|International Classification||H01L29/812, H01L27/12, H01L31/108, H01L31/18, H01L21/8222, H01L27/06, H01L21/20, H01L21/338, H01L21/205, H01L33/00|
|Cooperative Classification||H01L31/18, Y02P70/521, H01L21/02505, H01L31/1844, H01L21/0237, H01L21/02502, H01L33/0066, H01L21/0245, H01L31/108, H01L33/0062, Y02E10/544, H01L21/02463, H01L21/02546, H01L21/0242, H01L21/0262|
|European Classification||H01L21/02K4B5L2, H01L21/02K4C1B3, H01L21/02K4B5L3, H01L21/02K4B1A3, H01L21/02K4B1B3, H01L21/02K4A1J, H01L21/02K4A1, H01L31/108, H01L31/18E2, H01L33/00G3B, H01L31/18, H01L33/00G3|
|Jun 30, 1982||AS||Assignment|
Owner name: INTERNATIONAL BUSINESS MACHINES CORPORATION, ARMON
Free format text: ASSIGNMENT OF ASSIGNORS INTEREST.;ASSIGNORS:HOVEL, HAROLD J.;ROSENBERG, ROBERT;REEL/FRAME:004024/0714
Effective date: 19820628
|Feb 16, 1988||FPAY||Fee payment|
Year of fee payment: 4

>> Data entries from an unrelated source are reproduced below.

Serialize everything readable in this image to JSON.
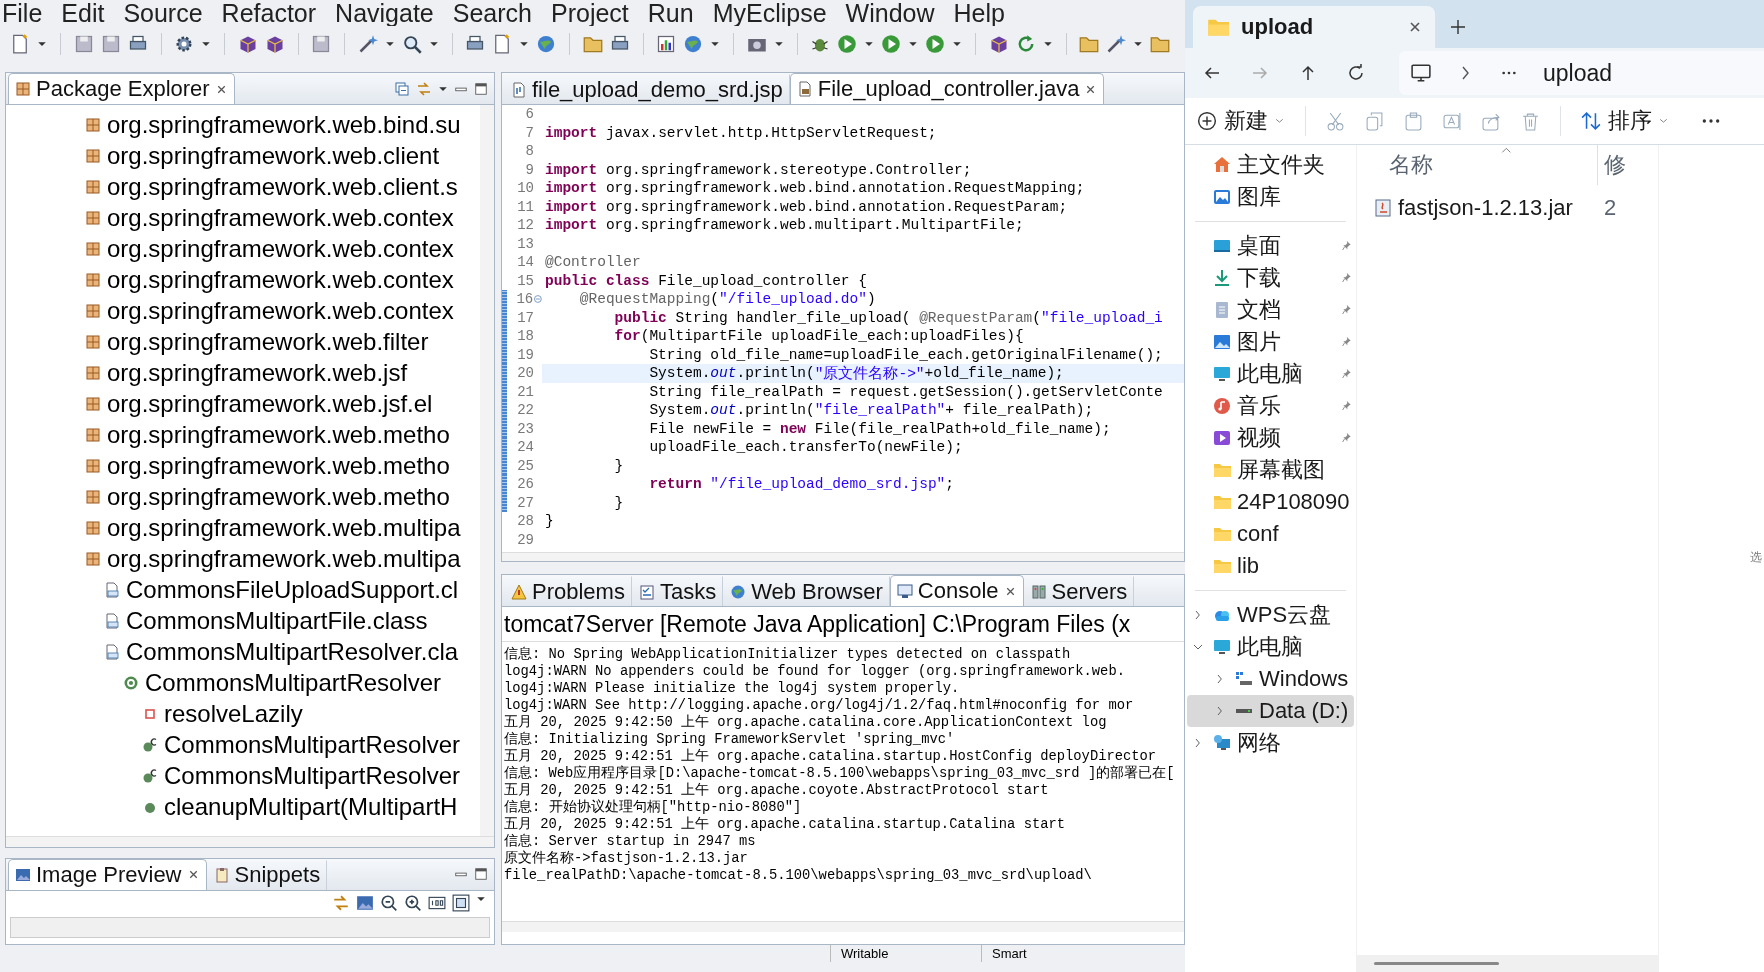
{
  "menu": [
    "File",
    "Edit",
    "Source",
    "Refactor",
    "Navigate",
    "Search",
    "Project",
    "Run",
    "MyEclipse",
    "Window",
    "Help"
  ],
  "package_explorer": {
    "tabs": [
      {
        "label": "Package Explorer",
        "selected": true
      }
    ],
    "tree": [
      {
        "label": "org.springframework.web.bind.su",
        "kind": "package"
      },
      {
        "label": "org.springframework.web.client",
        "kind": "package"
      },
      {
        "label": "org.springframework.web.client.s",
        "kind": "package"
      },
      {
        "label": "org.springframework.web.contex",
        "kind": "package"
      },
      {
        "label": "org.springframework.web.contex",
        "kind": "package"
      },
      {
        "label": "org.springframework.web.contex",
        "kind": "package"
      },
      {
        "label": "org.springframework.web.contex",
        "kind": "package"
      },
      {
        "label": "org.springframework.web.filter",
        "kind": "package"
      },
      {
        "label": "org.springframework.web.jsf",
        "kind": "package"
      },
      {
        "label": "org.springframework.web.jsf.el",
        "kind": "package"
      },
      {
        "label": "org.springframework.web.metho",
        "kind": "package"
      },
      {
        "label": "org.springframework.web.metho",
        "kind": "package"
      },
      {
        "label": "org.springframework.web.metho",
        "kind": "package"
      },
      {
        "label": "org.springframework.web.multipa",
        "kind": "package"
      },
      {
        "label": "org.springframework.web.multipa",
        "kind": "package",
        "children": [
          {
            "label": "CommonsFileUploadSupport.cl",
            "kind": "classfile"
          },
          {
            "label": "CommonsMultipartFile.class",
            "kind": "classfile"
          },
          {
            "label": "CommonsMultipartResolver.cla",
            "kind": "classfile",
            "children": [
              {
                "label": "CommonsMultipartResolver",
                "kind": "class",
                "children": [
                  {
                    "label": "resolveLazily",
                    "kind": "field"
                  },
                  {
                    "label": "CommonsMultipartResolver",
                    "kind": "constructor"
                  },
                  {
                    "label": "CommonsMultipartResolver",
                    "kind": "constructor"
                  },
                  {
                    "label": "cleanupMultipart(MultipartH",
                    "kind": "method"
                  }
                ]
              }
            ]
          }
        ]
      }
    ]
  },
  "editor": {
    "tabs": [
      {
        "label": "file_upload_demo_srd.jsp",
        "kind": "jsp",
        "selected": false
      },
      {
        "label": "File_upload_controller.java",
        "kind": "java",
        "selected": true
      }
    ],
    "lines": [
      {
        "number": "6",
        "highlighted": false,
        "changed": false,
        "collapsible": false
      },
      {
        "number": "7",
        "highlighted": false,
        "changed": false,
        "collapsible": false,
        "segments": [
          {
            "kind": "keyword",
            "text": "import"
          },
          {
            "kind": "plain",
            "text": " javax.servlet.http.HttpServletRequest;"
          }
        ]
      },
      {
        "number": "8",
        "highlighted": false,
        "changed": false,
        "collapsible": false
      },
      {
        "number": "9",
        "highlighted": false,
        "changed": false,
        "collapsible": false,
        "segments": [
          {
            "kind": "keyword",
            "text": "import"
          },
          {
            "kind": "plain",
            "text": " org.springframework.stereotype.Controller;"
          }
        ]
      },
      {
        "number": "10",
        "highlighted": false,
        "changed": false,
        "collapsible": false,
        "segments": [
          {
            "kind": "keyword",
            "text": "import"
          },
          {
            "kind": "plain",
            "text": " org.springframework.web.bind.annotation.RequestMapping;"
          }
        ]
      },
      {
        "number": "11",
        "highlighted": false,
        "changed": false,
        "collapsible": false,
        "segments": [
          {
            "kind": "keyword",
            "text": "import"
          },
          {
            "kind": "plain",
            "text": " org.springframework.web.bind.annotation.RequestParam;"
          }
        ]
      },
      {
        "number": "12",
        "highlighted": false,
        "changed": false,
        "collapsible": false,
        "segments": [
          {
            "kind": "keyword",
            "text": "import"
          },
          {
            "kind": "plain",
            "text": " org.springframework.web.multipart.MultipartFile;"
          }
        ]
      },
      {
        "number": "13",
        "highlighted": false,
        "changed": false,
        "collapsible": false
      },
      {
        "number": "14",
        "highlighted": false,
        "changed": false,
        "collapsible": false,
        "segments": [
          {
            "kind": "annotation",
            "text": "@Controller"
          }
        ]
      },
      {
        "number": "15",
        "highlighted": false,
        "changed": false,
        "collapsible": false,
        "segments": [
          {
            "kind": "keyword",
            "text": "public"
          },
          {
            "kind": "keyword",
            "text": " class"
          },
          {
            "kind": "plain",
            "text": " File_upload_controller {"
          }
        ]
      },
      {
        "number": "16",
        "highlighted": false,
        "changed": true,
        "collapsible": true,
        "segments": [
          {
            "kind": "annotation",
            "text": "    @RequestMapping"
          },
          {
            "kind": "plain",
            "text": "("
          },
          {
            "kind": "string",
            "text": "\"/file_upload.do\""
          },
          {
            "kind": "plain",
            "text": ")"
          }
        ]
      },
      {
        "number": "17",
        "highlighted": false,
        "changed": true,
        "collapsible": false,
        "segments": [
          {
            "kind": "keyword",
            "text": "        public"
          },
          {
            "kind": "plain",
            "text": " String handler_file_upload( "
          },
          {
            "kind": "annotation",
            "text": "@RequestParam"
          },
          {
            "kind": "plain",
            "text": "("
          },
          {
            "kind": "string",
            "text": "\"file_upload_i"
          }
        ]
      },
      {
        "number": "18",
        "highlighted": false,
        "changed": true,
        "collapsible": false,
        "segments": [
          {
            "kind": "keyword",
            "text": "        for"
          },
          {
            "kind": "plain",
            "text": "(MultipartFile uploadFile_each:uploadFiles){"
          }
        ]
      },
      {
        "number": "19",
        "highlighted": false,
        "changed": true,
        "collapsible": false,
        "segments": [
          {
            "kind": "plain",
            "text": "            String old_file_name=uploadFile_each.getOriginalFilename();"
          }
        ]
      },
      {
        "number": "20",
        "highlighted": true,
        "changed": true,
        "collapsible": false,
        "segments": [
          {
            "kind": "plain",
            "text": "            System."
          },
          {
            "kind": "static_field",
            "text": "out"
          },
          {
            "kind": "plain",
            "text": ".println("
          },
          {
            "kind": "string",
            "text": "\"原文件名称->\""
          },
          {
            "kind": "plain",
            "text": "+old_file_name);"
          }
        ]
      },
      {
        "number": "21",
        "highlighted": false,
        "changed": true,
        "collapsible": false,
        "segments": [
          {
            "kind": "plain",
            "text": "            String file_realPath = request.getSession().getServletConte"
          }
        ]
      },
      {
        "number": "22",
        "highlighted": false,
        "changed": true,
        "collapsible": false,
        "segments": [
          {
            "kind": "plain",
            "text": "            System."
          },
          {
            "kind": "static_field",
            "text": "out"
          },
          {
            "kind": "plain",
            "text": ".println("
          },
          {
            "kind": "string",
            "text": "\"file_realPath\""
          },
          {
            "kind": "plain",
            "text": "+ file_realPath);"
          }
        ]
      },
      {
        "number": "23",
        "highlighted": false,
        "changed": true,
        "collapsible": false,
        "segments": [
          {
            "kind": "plain",
            "text": "            File newFile = "
          },
          {
            "kind": "keyword",
            "text": "new"
          },
          {
            "kind": "plain",
            "text": " File(file_realPath+old_file_name);"
          }
        ]
      },
      {
        "number": "24",
        "highlighted": false,
        "changed": true,
        "collapsible": false,
        "segments": [
          {
            "kind": "plain",
            "text": "            uploadFile_each.transferTo(newFile);"
          }
        ]
      },
      {
        "number": "25",
        "highlighted": false,
        "changed": true,
        "collapsible": false,
        "segments": [
          {
            "kind": "plain",
            "text": "        }"
          }
        ]
      },
      {
        "number": "26",
        "highlighted": false,
        "changed": true,
        "collapsible": false,
        "segments": [
          {
            "kind": "keyword",
            "text": "            return"
          },
          {
            "kind": "string",
            "text": " \"/file_upload_demo_srd.jsp\""
          },
          {
            "kind": "plain",
            "text": ";"
          }
        ]
      },
      {
        "number": "27",
        "highlighted": false,
        "changed": true,
        "collapsible": false,
        "segments": [
          {
            "kind": "plain",
            "text": "        }"
          }
        ]
      },
      {
        "number": "28",
        "highlighted": false,
        "changed": false,
        "collapsible": false,
        "segments": [
          {
            "kind": "plain",
            "text": "}"
          }
        ]
      },
      {
        "number": "29",
        "highlighted": false,
        "changed": false,
        "collapsible": false
      }
    ]
  },
  "bottom_panel": {
    "tabs": [
      {
        "label": "Problems",
        "kind": "problems",
        "selected": false
      },
      {
        "label": "Tasks",
        "kind": "tasks",
        "selected": false
      },
      {
        "label": "Web Browser",
        "kind": "browser",
        "selected": false
      },
      {
        "label": "Console",
        "kind": "console",
        "selected": true
      },
      {
        "label": "Servers",
        "kind": "servers",
        "selected": false
      }
    ],
    "console_title": "tomcat7Server [Remote Java Application] C:\\Program Files (x",
    "console_lines": [
      "信息: No Spring WebApplicationInitializer types detected on classpath",
      "log4j:WARN No appenders could be found for logger (org.springframework.web.",
      "log4j:WARN Please initialize the log4j system properly.",
      "log4j:WARN See http://logging.apache.org/log4j/1.2/faq.html#noconfig for mor",
      "五月 20, 2025 9:42:50 上午 org.apache.catalina.core.ApplicationContext log",
      "信息: Initializing Spring FrameworkServlet 'spring_mvc'",
      "五月 20, 2025 9:42:51 上午 org.apache.catalina.startup.HostConfig deployDirector",
      "信息: Web应用程序目录[D:\\apache-tomcat-8.5.100\\webapps\\spring_03_mvc_srd ]的部署已在[",
      "五月 20, 2025 9:42:51 上午 org.apache.coyote.AbstractProtocol start",
      "信息: 开始协议处理句柄[\"http-nio-8080\"]",
      "五月 20, 2025 9:42:51 上午 org.apache.catalina.startup.Catalina start",
      "信息: Server startup in 2947 ms",
      "原文件名称->fastjson-1.2.13.jar",
      "file_realPathD:\\apache-tomcat-8.5.100\\webapps\\spring_03_mvc_srd\\upload\\"
    ]
  },
  "preview_panel": {
    "tabs": [
      {
        "label": "Image Preview",
        "kind": "image",
        "selected": true
      },
      {
        "label": "Snippets",
        "kind": "snippets",
        "selected": false
      }
    ]
  },
  "status_bar": [
    "Writable",
    "Smart"
  ],
  "file_explorer": {
    "tabs": [
      {
        "label": "upload",
        "selected": true
      }
    ],
    "address": "upload",
    "commands": [
      {
        "label": "新建",
        "kind": "new"
      },
      {
        "label": "排序",
        "kind": "sort"
      }
    ],
    "home_items": [
      {
        "label": "主文件夹",
        "kind": "home"
      },
      {
        "label": "图库",
        "kind": "gallery"
      }
    ],
    "quick_access": [
      {
        "label": "桌面",
        "kind": "desktop",
        "pinned": true
      },
      {
        "label": "下载",
        "kind": "download",
        "pinned": true
      },
      {
        "label": "文档",
        "kind": "document",
        "pinned": true
      },
      {
        "label": "图片",
        "kind": "pictures",
        "pinned": true
      },
      {
        "label": "此电脑",
        "kind": "pc",
        "pinned": true
      },
      {
        "label": "音乐",
        "kind": "music",
        "pinned": true
      },
      {
        "label": "视频",
        "kind": "video",
        "pinned": true
      },
      {
        "label": "屏幕截图",
        "kind": "folder",
        "pinned": false
      },
      {
        "label": "24P108090",
        "kind": "folder",
        "pinned": false
      },
      {
        "label": "conf",
        "kind": "folder",
        "pinned": false
      },
      {
        "label": "lib",
        "kind": "folder",
        "pinned": false
      }
    ],
    "tree": [
      {
        "label": "WPS云盘",
        "kind": "cloud",
        "expanded": false,
        "selected": false
      },
      {
        "label": "此电脑",
        "kind": "pc",
        "expanded": true,
        "selected": false,
        "children": [
          {
            "label": "Windows",
            "kind": "system_drive",
            "expanded": false,
            "selected": false
          },
          {
            "label": "Data (D:)",
            "kind": "drive",
            "expanded": false,
            "selected": true
          }
        ]
      },
      {
        "label": "网络",
        "kind": "network",
        "expanded": false,
        "selected": false
      }
    ],
    "columns": [
      "名称",
      "修"
    ],
    "files": [
      {
        "name": "fastjson-1.2.13.jar",
        "column_2": "2"
      }
    ],
    "details_hint": "选"
  }
}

|Nov 13, 1991||FPAY||Fee payment|
Year of fee payment: 8
|Jun 18, 1996||REMI||Maintenance fee reminder mailed|
|Nov 10, 1996||LAPS||Lapse for failure to pay maintenance fees|
|Jan 21, 1997||FP||Expired due to failure to pay maintenance fee|
Effective date: 19961113